Print the records below exactly, leaving out nothing.
+ + + + +
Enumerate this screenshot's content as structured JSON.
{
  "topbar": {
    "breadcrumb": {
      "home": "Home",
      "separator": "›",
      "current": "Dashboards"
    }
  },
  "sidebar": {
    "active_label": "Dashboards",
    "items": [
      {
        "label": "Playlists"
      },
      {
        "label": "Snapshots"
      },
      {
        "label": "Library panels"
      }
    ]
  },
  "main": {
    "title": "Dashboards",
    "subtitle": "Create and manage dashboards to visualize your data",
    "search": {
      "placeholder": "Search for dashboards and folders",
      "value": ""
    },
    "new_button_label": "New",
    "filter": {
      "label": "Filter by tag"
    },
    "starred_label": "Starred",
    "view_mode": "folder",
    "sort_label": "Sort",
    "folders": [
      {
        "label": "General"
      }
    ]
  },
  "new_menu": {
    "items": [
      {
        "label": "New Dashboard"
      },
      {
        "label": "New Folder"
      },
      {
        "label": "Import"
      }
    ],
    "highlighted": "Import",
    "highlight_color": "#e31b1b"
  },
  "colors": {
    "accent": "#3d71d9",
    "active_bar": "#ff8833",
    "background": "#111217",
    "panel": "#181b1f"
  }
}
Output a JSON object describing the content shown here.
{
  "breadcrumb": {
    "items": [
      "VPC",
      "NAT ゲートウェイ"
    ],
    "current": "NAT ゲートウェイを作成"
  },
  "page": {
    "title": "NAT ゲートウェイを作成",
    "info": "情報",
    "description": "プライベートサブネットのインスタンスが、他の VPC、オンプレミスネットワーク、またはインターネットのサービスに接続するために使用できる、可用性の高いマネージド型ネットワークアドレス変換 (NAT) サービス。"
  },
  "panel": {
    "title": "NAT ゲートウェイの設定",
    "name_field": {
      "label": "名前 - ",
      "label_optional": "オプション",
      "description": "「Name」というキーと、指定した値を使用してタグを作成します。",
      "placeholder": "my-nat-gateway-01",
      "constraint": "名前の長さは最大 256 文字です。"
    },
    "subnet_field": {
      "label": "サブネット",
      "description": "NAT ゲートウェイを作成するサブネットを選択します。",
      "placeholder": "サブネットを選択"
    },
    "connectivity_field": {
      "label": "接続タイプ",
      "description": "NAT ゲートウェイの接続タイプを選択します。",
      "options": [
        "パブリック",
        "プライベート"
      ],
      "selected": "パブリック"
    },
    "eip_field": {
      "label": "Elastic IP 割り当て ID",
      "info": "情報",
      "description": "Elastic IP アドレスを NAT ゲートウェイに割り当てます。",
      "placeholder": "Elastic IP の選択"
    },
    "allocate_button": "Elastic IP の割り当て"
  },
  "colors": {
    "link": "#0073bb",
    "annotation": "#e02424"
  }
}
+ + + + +
WRITTEN SOLUTION
Enumerate this screenshot's content as structured JSON.
{
  "topbar": {
    "breadcrumb": {
      "home": "Home",
      "separator": "›",
      "current": "Dashboards"
    }
  },
  "sidebar": {
    "active_label": "Dashboards",
    "items": [
      {
        "label": "Playlists"
      },
      {
        "label": "Snapshots"
      },
      {
        "label": "Library panels"
      }
    ]
  },
  "main": {
    "title": "Dashboards",
    "subtitle": "Create and manage dashboards to visualize your data",
    "search": {
      "placeholder": "Search for dashboards and folders",
      "value": ""
    },
    "new_button_label": "New",
    "filter": {
      "label": "Filter by tag"
    },
    "starred_label": "Starred",
    "view_mode": "folder",
    "sort_label": "Sort",
    "folders": [
      {
        "label": "General"
      }
    ]
  },
  "new_menu": {
    "items": [
      {
        "label": "New Dashboard"
      },
      {
        "label": "New Folder"
      },
      {
        "label": "Import"
      }
    ],
    "highlighted": "Import",
    "highlight_color": "#e31b1b"
  },
  "colors": {
    "accent": "#3d71d9",
    "active_bar": "#ff8833",
    "background": "#111217",
    "panel": "#181b1f"
  }
}
Output a JSON object describing the content shown here.
{
  "breadcrumb": {
    "items": [
      "VPC",
      "NAT ゲートウェイ"
    ],
    "current": "NAT ゲートウェイを作成"
  },
  "page": {
    "title": "NAT ゲートウェイを作成",
    "info": "情報",
    "description": "プライベートサブネットのインスタンスが、他の VPC、オンプレミスネットワーク、またはインターネットのサービスに接続するために使用できる、可用性の高いマネージド型ネットワークアドレス変換 (NAT) サービス。"
  },
  "panel": {
    "title": "NAT ゲートウェイの設定",
    "name_field": {
      "label": "名前 - ",
      "label_optional": "オプション",
      "description": "「Name」というキーと、指定した値を使用してタグを作成します。",
      "placeholder": "my-nat-gateway-01",
      "constraint": "名前の長さは最大 256 文字です。"
    },
    "subnet_field": {
      "label": "サブネット",
      "description": "NAT ゲートウェイを作成するサブネットを選択します。",
      "placeholder": "サブネットを選択"
    },
    "connectivity_field": {
      "label": "接続タイプ",
      "description": "NAT ゲートウェイの接続タイプを選択します。",
      "options": [
        "パブリック",
        "プライベート"
      ],
      "selected": "パブリック"
    },
    "eip_field": {
      "label": "Elastic IP 割り当て ID",
      "info": "情報",
      "description": "Elastic IP アドレスを NAT ゲートウェイに割り当てます。",
      "placeholder": "Elastic IP の選択"
    },
    "allocate_button": "Elastic IP の割り当て"
  },
  "colors": {
    "link": "#0073bb",
    "annotation": "#e02424"
  }
}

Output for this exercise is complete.